We were walking along the streets of London and I was hoping for the little bag of sweets that he sometimes bought me after those expeditions, so I trotted alongside him, two of my steps for every one of his, as polite as I could be. First of all, he reminded me yet again that I was such a lucky boy to be receiving a good education without having to struggle for it. How different it had been in his case!
Franklin Family House on Milk Street, Boston
He had been born across the sea, in Boston, in our colony of Massachusetts Bay, the fifteenth of seventeen children, the tenth and last boy. Sixteen brothers and sisters, thought I, what fun that must have been! His father was a hard-working soap- and candle-maker and there wasn't much money to go around, so that he was taken out of school at the age of ten. Better and better! I would be almost out of school by now, I figured, free to sleep late, roam, do as I pleased. No wonder he is almost always in a good mood. He was the lucky one.
By the time I pulled out of those pleasant daydreams, my companion was saying: "At twelve I was apprenticed to my older brother James, a printer. Hard work, heavy work, and James was a bully, quick to hand out a slap or worse. On the other hand, James had gone to London and brought back lively books and magazines, all very different from the religious tracts that were the only reading matter in our Boston home. And you know what I did, Temple? I taught myself how to write good English by memorizing parts of those books. Then I had another idea. I begged my brother to give me the money to buy my own food. By eating very little and turning vegetarian I could buy more books to read! I stayed up late into the night, and loved it."
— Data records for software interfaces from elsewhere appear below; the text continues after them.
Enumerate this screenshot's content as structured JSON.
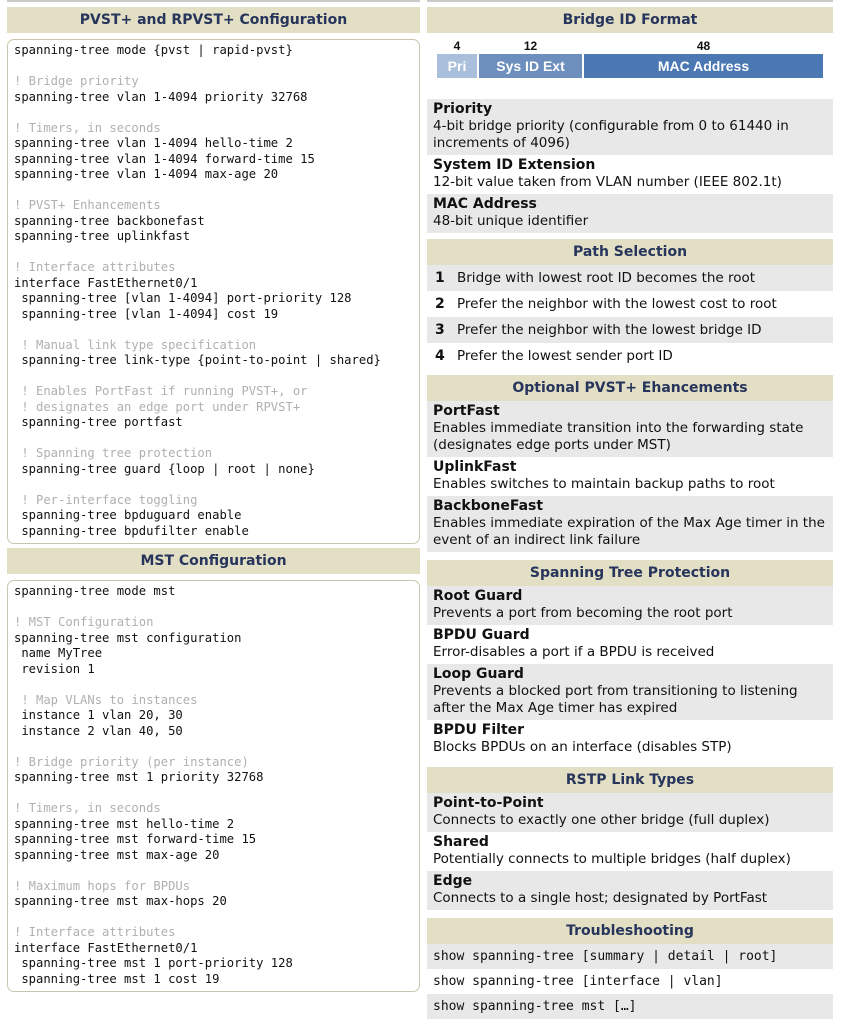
{
  "pvst": {
    "title": "PVST+ and RPVST+ Configuration",
    "lines": [
      {
        "t": "spanning-tree mode {pvst | rapid-pvst}",
        "c": false
      },
      {
        "t": "",
        "c": false
      },
      {
        "t": "! Bridge priority",
        "c": true
      },
      {
        "t": "spanning-tree vlan 1-4094 priority 32768",
        "c": false
      },
      {
        "t": "",
        "c": false
      },
      {
        "t": "! Timers, in seconds",
        "c": true
      },
      {
        "t": "spanning-tree vlan 1-4094 hello-time 2",
        "c": false
      },
      {
        "t": "spanning-tree vlan 1-4094 forward-time 15",
        "c": false
      },
      {
        "t": "spanning-tree vlan 1-4094 max-age 20",
        "c": false
      },
      {
        "t": "",
        "c": false
      },
      {
        "t": "! PVST+ Enhancements",
        "c": true
      },
      {
        "t": "spanning-tree backbonefast",
        "c": false
      },
      {
        "t": "spanning-tree uplinkfast",
        "c": false
      },
      {
        "t": "",
        "c": false
      },
      {
        "t": "! Interface attributes",
        "c": true
      },
      {
        "t": "interface FastEthernet0/1",
        "c": false
      },
      {
        "t": " spanning-tree [vlan 1-4094] port-priority 128",
        "c": false
      },
      {
        "t": " spanning-tree [vlan 1-4094] cost 19",
        "c": false
      },
      {
        "t": "",
        "c": false
      },
      {
        "t": " ! Manual link type specification",
        "c": true
      },
      {
        "t": " spanning-tree link-type {point-to-point | shared}",
        "c": false
      },
      {
        "t": "",
        "c": false
      },
      {
        "t": " ! Enables PortFast if running PVST+, or",
        "c": true
      },
      {
        "t": " ! designates an edge port under RPVST+",
        "c": true
      },
      {
        "t": " spanning-tree portfast",
        "c": false
      },
      {
        "t": "",
        "c": false
      },
      {
        "t": " ! Spanning tree protection",
        "c": true
      },
      {
        "t": " spanning-tree guard {loop | root | none}",
        "c": false
      },
      {
        "t": "",
        "c": false
      },
      {
        "t": " ! Per-interface toggling",
        "c": true
      },
      {
        "t": " spanning-tree bpduguard enable",
        "c": false
      },
      {
        "t": " spanning-tree bpdufilter enable",
        "c": false
      }
    ]
  },
  "mst": {
    "title": "MST Configuration",
    "lines": [
      {
        "t": "spanning-tree mode mst",
        "c": false
      },
      {
        "t": "",
        "c": false
      },
      {
        "t": "! MST Configuration",
        "c": true
      },
      {
        "t": "spanning-tree mst configuration",
        "c": false
      },
      {
        "t": " name MyTree",
        "c": false
      },
      {
        "t": " revision 1",
        "c": false
      },
      {
        "t": "",
        "c": false
      },
      {
        "t": " ! Map VLANs to instances",
        "c": true
      },
      {
        "t": " instance 1 vlan 20, 30",
        "c": false
      },
      {
        "t": " instance 2 vlan 40, 50",
        "c": false
      },
      {
        "t": "",
        "c": false
      },
      {
        "t": "! Bridge priority (per instance)",
        "c": true
      },
      {
        "t": "spanning-tree mst 1 priority 32768",
        "c": false
      },
      {
        "t": "",
        "c": false
      },
      {
        "t": "! Timers, in seconds",
        "c": true
      },
      {
        "t": "spanning-tree mst hello-time 2",
        "c": false
      },
      {
        "t": "spanning-tree mst forward-time 15",
        "c": false
      },
      {
        "t": "spanning-tree mst max-age 20",
        "c": false
      },
      {
        "t": "",
        "c": false
      },
      {
        "t": "! Maximum hops for BPDUs",
        "c": true
      },
      {
        "t": "spanning-tree mst max-hops 20",
        "c": false
      },
      {
        "t": "",
        "c": false
      },
      {
        "t": "! Interface attributes",
        "c": true
      },
      {
        "t": "interface FastEthernet0/1",
        "c": false
      },
      {
        "t": " spanning-tree mst 1 port-priority 128",
        "c": false
      },
      {
        "t": " spanning-tree mst 1 cost 19",
        "c": false
      }
    ]
  },
  "bridge_id": {
    "title": "Bridge ID Format",
    "segments": [
      {
        "bits": "4",
        "label": "Pri",
        "color": "#a9bfdb"
      },
      {
        "bits": "12",
        "label": "Sys ID Ext",
        "color": "#6c8fbe"
      },
      {
        "bits": "48",
        "label": "MAC Address",
        "color": "#4b78b3"
      }
    ],
    "items": [
      {
        "title": "Priority",
        "desc": "4-bit bridge priority (configurable from 0 to 61440 in increments of 4096)"
      },
      {
        "title": "System ID Extension",
        "desc": "12-bit value taken from VLAN number (IEEE 802.1t)"
      },
      {
        "title": "MAC Address",
        "desc": "48-bit unique identifier"
      }
    ]
  },
  "path_selection": {
    "title": "Path Selection",
    "steps": [
      {
        "n": "1",
        "text": "Bridge with lowest root ID becomes the root"
      },
      {
        "n": "2",
        "text": "Prefer the neighbor with the lowest cost to root"
      },
      {
        "n": "3",
        "text": "Prefer the neighbor with the lowest bridge ID"
      },
      {
        "n": "4",
        "text": "Prefer the lowest sender port ID"
      }
    ]
  },
  "optional": {
    "title": "Optional PVST+ Ehancements",
    "items": [
      {
        "title": "PortFast",
        "desc": "Enables immediate transition into the forwarding state (designates edge ports under MST)"
      },
      {
        "title": "UplinkFast",
        "desc": "Enables switches to maintain backup paths to root"
      },
      {
        "title": "BackboneFast",
        "desc": "Enables immediate expiration of the Max Age timer in the event of an indirect link failure"
      }
    ]
  },
  "protection": {
    "title": "Spanning Tree Protection",
    "items": [
      {
        "title": "Root Guard",
        "desc": "Prevents a port from becoming the root port"
      },
      {
        "title": "BPDU Guard",
        "desc": "Error-disables a port if a BPDU is received"
      },
      {
        "title": "Loop Guard",
        "desc": "Prevents a blocked port from transitioning to listening after the Max Age timer has expired"
      },
      {
        "title": "BPDU Filter",
        "desc": "Blocks BPDUs on an interface (disables STP)"
      }
    ]
  },
  "rstp": {
    "title": "RSTP Link Types",
    "items": [
      {
        "title": "Point-to-Point",
        "desc": "Connects to exactly one other bridge (full duplex)"
      },
      {
        "title": "Shared",
        "desc": "Potentially connects to multiple bridges (half duplex)"
      },
      {
        "title": "Edge",
        "desc": "Connects to a single host; designated by PortFast"
      }
    ]
  },
  "troubleshooting": {
    "title": "Troubleshooting",
    "commands": [
      "show spanning-tree [summary | detail | root]",
      "show spanning-tree [interface | vlan]",
      "show spanning-tree mst […]"
    ]
  },
  "colors": {
    "header_bg": "#e2dfc4",
    "header_text": "#27345c",
    "row_shade": "#e8e8e8",
    "comment": "#b0b0b0"
  }
}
I was amazed as I listened to old Dr. Franklin, not a bit vegetarian and quite plump, tell me about young Ben Franklin. Never would I dream of doing what he did. And that was just the beginning.
When he reached sixteen, he continued, "I felt that I could write well enough to fool my brother and the group of young men who helped James bring out a newspaper. I invented a character, that of a middle- aged widow called, of all things, Silence Dogood, a very outspoken woman of broad-minded views. She became my pen-name. Once a week, at dawn, I would slip an essay under the printshop's door and have a wonderful time listening to James and his friends puzzling over the identity of such a clever and witty writer. I kept my secret. After fourteen essays, Mrs. Dogood and I ran out of ideas. James would have been terribly angry if he had found out who she really was."
"And what did this Silence Dogood write about, Sir?" I asked, while trotting full speed beside him. "She wrote about giving girls an education," he said. "Most girls were not even sent to school in my day and that was a great pity. And I also made fun of, or rather Mrs. Dogood made fun of our famous college in Boston, called Harvard. You see, Billy, I was dying to go there myself but I was far too poor ever to attend, so the next best thing was to make those students look silly, unfit for real life."
How happy, how young the old gentleman looked when he told me all this! During our walks he was generally trying to teach me things about the natural world — thunder, rivers, fish, whatever. I could not always grasp what he meant. But that day it was so much fun to hear him tell the story of his life that I forgot all about the sweets. He remembered, though, and bought me a larger bag than usual.